The group said the spike was in line with national data that also showed a steady increase of suspected cholera cases across Yemen.
Thirty percent of all suspected cases are children under five years old, according to the World Health Organization.
“The situation in Hodeidah has become unbearable because of the conflict. I’m seeing more and more children coming in with suspected cholera,” Mariam Aldogani, Save the Children’s Hodeidah field manager, said.
“I met one mother of two who has acute diarrhoea and she told me her whole family is affected because they don’t have access to clean water anymore.”
The rise in suspected cases in Hodeidah follows a dramatic increase in fighting between the Houthis and forces backed by the Saudi Arabia-UAE coalition since June.
According to the group, a series of air raids in late July resulted in the damage of a sanitation facility and water station that supplies Hodeidah with most of its water.
Suspected cholera cases almost doubled in the aftermath of the incident, going from 732 in July to 1,342 in August.
In a recent UN survey of more than 2,000 respondents across Yemen, more than half (56 percent) cited water supply damage as the most common form of infrastructure damage. In Hodeidah governorate this jumped to 62 percent of respondents.
“Children in Yemen are experiencing severe hardships that no child should endure, facing multiple threats from bombs and bullets to disease and extreme hunger,” said Tamer Kirolos, Save the Children’s Yemen country director.
“Treating cholera is straightforward, provided children can get the rehydration and antibiotics they need, and hospitals and clinics are adequately equipped.
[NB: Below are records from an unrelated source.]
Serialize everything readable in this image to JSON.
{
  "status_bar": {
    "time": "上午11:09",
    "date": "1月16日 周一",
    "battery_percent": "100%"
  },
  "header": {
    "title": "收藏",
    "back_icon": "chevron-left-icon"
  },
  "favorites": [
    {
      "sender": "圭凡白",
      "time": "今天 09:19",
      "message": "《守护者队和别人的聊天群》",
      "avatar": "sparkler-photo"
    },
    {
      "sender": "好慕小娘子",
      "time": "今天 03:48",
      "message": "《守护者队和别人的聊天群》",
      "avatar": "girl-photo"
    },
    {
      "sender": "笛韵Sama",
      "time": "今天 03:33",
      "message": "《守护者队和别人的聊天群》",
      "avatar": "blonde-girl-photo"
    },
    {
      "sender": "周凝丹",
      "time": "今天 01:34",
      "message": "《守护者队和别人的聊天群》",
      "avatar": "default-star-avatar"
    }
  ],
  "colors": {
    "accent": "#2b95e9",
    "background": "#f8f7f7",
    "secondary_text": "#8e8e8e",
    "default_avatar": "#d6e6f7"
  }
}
But nearly four years of conflict has led to a near-total collapse of the health system in Yemen.”
Fighting near Hodeidah – the main gateway for imports of relief supplies and commercial goods into the country – has escalated since June 13 after the Saudi-UAE alliance launched a wide-ranging operation to retake the strategic seaport.
The offensive is being carried out by a disparate collective of forces including the National Resistance, a group of fighters loyal to Yemen’s former President Ali Abdullah Saleh, the Tihama Resistance, a group of fighters loyal to Yemen’s President Abd-Rabbu Mansour Hadi, and the Giant Brigades, a military unit backed by the UAE.
Riyadh and Abu Dhabi see Hodeidah port as the main entry point of weapons for the Houthis and have accused their regional rival Iran of sending missiles to the rebels, a charge Tehran has denied.
The war in Yemen, the region’s poorest country, started in 2014 when the Houthis overran much of the country, including the capital, Sanaa.
Hadi’s government was toppled by Houthi rebels in late 2014 after the rebels advanced south from their stronghold of Saada and captured large parts of the north.
The conflict escalated in 2015 when Saudi Arabia and the UAE launched air raids in an attempt to reinstate the internationally recognised government of President Hadi.
With logistical support from the US, the Saudi-UAE alliance has carried out more than 16,000 attacks on Houthi-held areas in an attempt to reverse their gains.
These attacks have hit weddings and hospitals, as well as water and electricity plants, killing and wounding thousands.